(Records excerpted from a collection)
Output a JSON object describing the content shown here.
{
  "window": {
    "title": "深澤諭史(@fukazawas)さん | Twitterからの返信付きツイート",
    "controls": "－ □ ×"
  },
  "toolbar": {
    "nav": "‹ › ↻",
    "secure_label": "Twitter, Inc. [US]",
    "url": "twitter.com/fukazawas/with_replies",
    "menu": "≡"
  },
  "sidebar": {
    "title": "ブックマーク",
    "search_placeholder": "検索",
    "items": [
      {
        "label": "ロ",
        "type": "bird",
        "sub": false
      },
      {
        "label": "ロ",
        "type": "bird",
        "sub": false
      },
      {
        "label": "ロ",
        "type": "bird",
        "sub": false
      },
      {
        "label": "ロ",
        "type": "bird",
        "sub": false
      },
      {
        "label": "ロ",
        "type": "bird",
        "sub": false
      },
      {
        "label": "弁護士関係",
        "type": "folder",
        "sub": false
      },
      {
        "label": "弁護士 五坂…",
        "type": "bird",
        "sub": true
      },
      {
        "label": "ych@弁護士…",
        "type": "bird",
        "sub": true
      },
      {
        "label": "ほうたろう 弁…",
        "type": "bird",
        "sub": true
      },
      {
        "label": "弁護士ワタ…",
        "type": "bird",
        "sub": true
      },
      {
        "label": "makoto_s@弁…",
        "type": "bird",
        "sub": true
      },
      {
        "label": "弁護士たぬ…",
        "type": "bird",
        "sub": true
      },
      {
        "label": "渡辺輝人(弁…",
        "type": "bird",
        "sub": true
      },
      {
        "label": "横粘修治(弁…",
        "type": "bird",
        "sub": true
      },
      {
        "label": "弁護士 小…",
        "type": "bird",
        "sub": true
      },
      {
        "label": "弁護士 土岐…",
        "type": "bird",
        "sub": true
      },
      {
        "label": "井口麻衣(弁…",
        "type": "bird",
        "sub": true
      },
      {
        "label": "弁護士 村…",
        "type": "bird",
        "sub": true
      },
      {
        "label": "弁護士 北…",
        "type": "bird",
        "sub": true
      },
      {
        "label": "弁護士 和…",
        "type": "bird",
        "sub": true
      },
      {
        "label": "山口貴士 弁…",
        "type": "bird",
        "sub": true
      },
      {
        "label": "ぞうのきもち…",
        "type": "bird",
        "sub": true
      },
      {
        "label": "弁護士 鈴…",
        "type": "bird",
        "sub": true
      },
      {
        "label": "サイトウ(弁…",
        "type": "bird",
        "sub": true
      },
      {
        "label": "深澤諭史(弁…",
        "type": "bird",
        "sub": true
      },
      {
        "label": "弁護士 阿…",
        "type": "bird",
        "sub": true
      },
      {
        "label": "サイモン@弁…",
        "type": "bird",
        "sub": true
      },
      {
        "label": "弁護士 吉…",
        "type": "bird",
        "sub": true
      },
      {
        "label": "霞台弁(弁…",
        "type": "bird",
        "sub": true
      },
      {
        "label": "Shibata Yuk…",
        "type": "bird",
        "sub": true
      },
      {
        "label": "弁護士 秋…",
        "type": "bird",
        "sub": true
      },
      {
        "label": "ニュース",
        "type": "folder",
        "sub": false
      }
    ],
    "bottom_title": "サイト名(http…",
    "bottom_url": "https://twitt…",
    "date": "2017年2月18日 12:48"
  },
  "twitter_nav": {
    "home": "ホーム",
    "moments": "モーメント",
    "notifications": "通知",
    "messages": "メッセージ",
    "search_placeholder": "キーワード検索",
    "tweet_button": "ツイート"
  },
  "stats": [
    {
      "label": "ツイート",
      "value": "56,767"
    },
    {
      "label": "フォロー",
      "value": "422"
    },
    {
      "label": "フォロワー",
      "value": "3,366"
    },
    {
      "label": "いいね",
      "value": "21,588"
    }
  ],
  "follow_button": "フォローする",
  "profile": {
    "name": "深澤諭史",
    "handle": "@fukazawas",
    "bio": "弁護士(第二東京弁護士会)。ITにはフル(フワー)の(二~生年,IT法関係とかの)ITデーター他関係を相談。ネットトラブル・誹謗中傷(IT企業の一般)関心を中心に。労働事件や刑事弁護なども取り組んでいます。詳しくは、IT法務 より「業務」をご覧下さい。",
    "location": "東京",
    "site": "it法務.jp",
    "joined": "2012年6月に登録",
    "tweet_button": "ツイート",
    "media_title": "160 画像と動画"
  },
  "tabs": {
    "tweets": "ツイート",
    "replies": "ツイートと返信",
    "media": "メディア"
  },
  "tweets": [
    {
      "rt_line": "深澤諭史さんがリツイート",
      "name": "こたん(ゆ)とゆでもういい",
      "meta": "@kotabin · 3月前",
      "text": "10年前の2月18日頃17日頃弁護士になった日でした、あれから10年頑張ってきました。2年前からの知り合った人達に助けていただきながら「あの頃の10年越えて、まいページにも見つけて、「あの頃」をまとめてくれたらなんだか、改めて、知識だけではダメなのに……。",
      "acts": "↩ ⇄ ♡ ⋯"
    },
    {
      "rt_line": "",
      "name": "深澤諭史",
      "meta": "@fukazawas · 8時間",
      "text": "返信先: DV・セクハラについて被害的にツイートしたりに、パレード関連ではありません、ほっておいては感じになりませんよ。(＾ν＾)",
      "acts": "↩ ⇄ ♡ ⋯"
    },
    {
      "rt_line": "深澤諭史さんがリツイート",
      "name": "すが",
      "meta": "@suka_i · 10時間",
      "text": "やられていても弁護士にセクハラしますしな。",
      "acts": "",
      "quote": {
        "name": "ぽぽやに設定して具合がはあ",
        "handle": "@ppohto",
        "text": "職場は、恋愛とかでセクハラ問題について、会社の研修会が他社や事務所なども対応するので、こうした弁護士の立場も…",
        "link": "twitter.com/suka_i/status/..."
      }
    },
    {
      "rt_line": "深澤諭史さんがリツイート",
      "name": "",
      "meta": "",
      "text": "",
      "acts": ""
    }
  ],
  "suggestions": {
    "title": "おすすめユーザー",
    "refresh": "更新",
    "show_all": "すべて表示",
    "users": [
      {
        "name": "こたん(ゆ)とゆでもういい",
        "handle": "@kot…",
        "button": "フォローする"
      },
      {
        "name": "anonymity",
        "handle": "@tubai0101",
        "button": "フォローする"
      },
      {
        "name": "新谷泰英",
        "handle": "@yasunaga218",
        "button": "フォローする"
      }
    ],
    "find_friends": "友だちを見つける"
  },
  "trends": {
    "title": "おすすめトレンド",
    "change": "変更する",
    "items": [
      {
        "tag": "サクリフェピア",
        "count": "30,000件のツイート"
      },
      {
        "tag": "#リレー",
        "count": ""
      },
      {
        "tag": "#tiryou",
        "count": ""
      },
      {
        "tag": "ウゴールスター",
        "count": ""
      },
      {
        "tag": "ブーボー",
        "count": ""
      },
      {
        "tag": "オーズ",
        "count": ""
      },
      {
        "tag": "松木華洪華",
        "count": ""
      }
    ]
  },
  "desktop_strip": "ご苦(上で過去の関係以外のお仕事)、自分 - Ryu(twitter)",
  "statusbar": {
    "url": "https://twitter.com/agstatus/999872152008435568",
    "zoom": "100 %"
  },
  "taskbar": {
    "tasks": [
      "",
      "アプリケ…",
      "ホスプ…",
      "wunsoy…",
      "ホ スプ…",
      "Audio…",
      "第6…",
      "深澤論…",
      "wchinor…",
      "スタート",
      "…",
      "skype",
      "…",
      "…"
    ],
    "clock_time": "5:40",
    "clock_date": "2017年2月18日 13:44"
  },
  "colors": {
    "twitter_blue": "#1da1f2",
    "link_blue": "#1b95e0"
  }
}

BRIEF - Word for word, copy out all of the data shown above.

EXERCISE RESPONSE -
Output a JSON object describing the content shown here.
{
  "window": {
    "title": "深澤諭史(@fukazawas)さん | Twitterからの返信付きツイート",
    "controls": "－ □ ×"
  },
  "toolbar": {
    "nav": "‹ › ↻",
    "secure_label": "Twitter, Inc. [US]",
    "url": "twitter.com/fukazawas/with_replies",
    "menu": "≡"
  },
  "sidebar": {
    "title": "ブックマーク",
    "search_placeholder": "検索",
    "items": [
      {
        "label": "ロ",
        "type": "bird",
        "sub": false
      },
      {
        "label": "ロ",
        "type": "bird",
        "sub": false
      },
      {
        "label": "ロ",
        "type": "bird",
        "sub": false
      },
      {
        "label": "ロ",
        "type": "bird",
        "sub": false
      },
      {
        "label": "ロ",
        "type": "bird",
        "sub": false
      },
      {
        "label": "弁護士関係",
        "type": "folder",
        "sub": false
      },
      {
        "label": "弁護士 五坂…",
        "type": "bird",
        "sub": true
      },
      {
        "label": "ych@弁護士…",
        "type": "bird",
        "sub": true
      },
      {
        "label": "ほうたろう 弁…",
        "type": "bird",
        "sub": true
      },
      {
        "label": "弁護士ワタ…",
        "type": "bird",
        "sub": true
      },
      {
        "label": "makoto_s@弁…",
        "type": "bird",
        "sub": true
      },
      {
        "label": "弁護士たぬ…",
        "type": "bird",
        "sub": true
      },
      {
        "label": "渡辺輝人(弁…",
        "type": "bird",
        "sub": true
      },
      {
        "label": "横粘修治(弁…",
        "type": "bird",
        "sub": true
      },
      {
        "label": "弁護士 小…",
        "type": "bird",
        "sub": true
      },
      {
        "label": "弁護士 土岐…",
        "type": "bird",
        "sub": true
      },
      {
        "label": "井口麻衣(弁…",
        "type": "bird",
        "sub": true
      },
      {
        "label": "弁護士 村…",
        "type": "bird",
        "sub": true
      },
      {
        "label": "弁護士 北…",
        "type": "bird",
        "sub": true
      },
      {
        "label": "弁護士 和…",
        "type": "bird",
        "sub": true
      },
      {
        "label": "山口貴士 弁…",
        "type": "bird",
        "sub": true
      },
      {
        "label": "ぞうのきもち…",
        "type": "bird",
        "sub": true
      },
      {
        "label": "弁護士 鈴…",
        "type": "bird",
        "sub": true
      },
      {
        "label": "サイトウ(弁…",
        "type": "bird",
        "sub": true
      },
      {
        "label": "深澤諭史(弁…",
        "type": "bird",
        "sub": true
      },
      {
        "label": "弁護士 阿…",
        "type": "bird",
        "sub": true
      },
      {
        "label": "サイモン@弁…",
        "type": "bird",
        "sub": true
      },
      {
        "label": "弁護士 吉…",
        "type": "bird",
        "sub": true
      },
      {
        "label": "霞台弁(弁…",
        "type": "bird",
        "sub": true
      },
      {
        "label": "Shibata Yuk…",
        "type": "bird",
        "sub": true
      },
      {
        "label": "弁護士 秋…",
        "type": "bird",
        "sub": true
      },
      {
        "label": "ニュース",
        "type": "folder",
        "sub": false
      }
    ],
    "bottom_title": "サイト名(http…",
    "bottom_url": "https://twitt…",
    "date": "2017年2月18日 12:48"
  },
  "twitter_nav": {
    "home": "ホーム",
    "moments": "モーメント",
    "notifications": "通知",
    "messages": "メッセージ",
    "search_placeholder": "キーワード検索",
    "tweet_button": "ツイート"
  },
  "stats": [
    {
      "label": "ツイート",
      "value": "56,767"
    },
    {
      "label": "フォロー",
      "value": "422"
    },
    {
      "label": "フォロワー",
      "value": "3,366"
    },
    {
      "label": "いいね",
      "value": "21,588"
    }
  ],
  "follow_button": "フォローする",
  "profile": {
    "name": "深澤諭史",
    "handle": "@fukazawas",
    "bio": "弁護士(第二東京弁護士会)。ITにはフル(フワー)の(二~生年,IT法関係とかの)ITデーター他関係を相談。ネットトラブル・誹謗中傷(IT企業の一般)関心を中心に。労働事件や刑事弁護なども取り組んでいます。詳しくは、IT法務 より「業務」をご覧下さい。",
    "location": "東京",
    "site": "it法務.jp",
    "joined": "2012年6月に登録",
    "tweet_button": "ツイート",
    "media_title": "160 画像と動画"
  },
  "tabs": {
    "tweets": "ツイート",
    "replies": "ツイートと返信",
    "media": "メディア"
  },
  "tweets": [
    {
      "rt_line": "深澤諭史さんがリツイート",
      "name": "こたん(ゆ)とゆでもういい",
      "meta": "@kotabin · 3月前",
      "text": "10年前の2月18日頃17日頃弁護士になった日でした、あれから10年頑張ってきました。2年前からの知り合った人達に助けていただきながら「あの頃の10年越えて、まいページにも見つけて、「あの頃」をまとめてくれたらなんだか、改めて、知識だけではダメなのに……。",
      "acts": "↩ ⇄ ♡ ⋯"
    },
    {
      "rt_line": "",
      "name": "深澤諭史",
      "meta": "@fukazawas · 8時間",
      "text": "返信先: DV・セクハラについて被害的にツイートしたりに、パレード関連ではありません、ほっておいては感じになりませんよ。(＾ν＾)",
      "acts": "↩ ⇄ ♡ ⋯"
    },
    {
      "rt_line": "深澤諭史さんがリツイート",
      "name": "すが",
      "meta": "@suka_i · 10時間",
      "text": "やられていても弁護士にセクハラしますしな。",
      "acts": "",
      "quote": {
        "name": "ぽぽやに設定して具合がはあ",
        "handle": "@ppohto",
        "text": "職場は、恋愛とかでセクハラ問題について、会社の研修会が他社や事務所なども対応するので、こうした弁護士の立場も…",
        "link": "twitter.com/suka_i/status/..."
      }
    },
    {
      "rt_line": "深澤諭史さんがリツイート",
      "name": "",
      "meta": "",
      "text": "",
      "acts": ""
    }
  ],
  "suggestions": {
    "title": "おすすめユーザー",
    "refresh": "更新",
    "show_all": "すべて表示",
    "users": [
      {
        "name": "こたん(ゆ)とゆでもういい",
        "handle": "@kot…",
        "button": "フォローする"
      },
      {
        "name": "anonymity",
        "handle": "@tubai0101",
        "button": "フォローする"
      },
      {
        "name": "新谷泰英",
        "handle": "@yasunaga218",
        "button": "フォローする"
      }
    ],
    "find_friends": "友だちを見つける"
  },
  "trends": {
    "title": "おすすめトレンド",
    "change": "変更する",
    "items": [
      {
        "tag": "サクリフェピア",
        "count": "30,000件のツイート"
      },
      {
        "tag": "#リレー",
        "count": ""
      },
      {
        "tag": "#tiryou",
        "count": ""
      },
      {
        "tag": "ウゴールスター",
        "count": ""
      },
      {
        "tag": "ブーボー",
        "count": ""
      },
      {
        "tag": "オーズ",
        "count": ""
      },
      {
        "tag": "松木華洪華",
        "count": ""
      }
    ]
  },
  "desktop_strip": "ご苦(上で過去の関係以外のお仕事)、自分 - Ryu(twitter)",
  "statusbar": {
    "url": "https://twitter.com/agstatus/999872152008435568",
    "zoom": "100 %"
  },
  "taskbar": {
    "tasks": [
      "",
      "アプリケ…",
      "ホスプ…",
      "wunsoy…",
      "ホ スプ…",
      "Audio…",
      "第6…",
      "深澤論…",
      "wchinor…",
      "スタート",
      "…",
      "skype",
      "…",
      "…"
    ],
    "clock_time": "5:40",
    "clock_date": "2017年2月18日 13:44"
  },
  "colors": {
    "twitter_blue": "#1da1f2",
    "link_blue": "#1b95e0"
  }
}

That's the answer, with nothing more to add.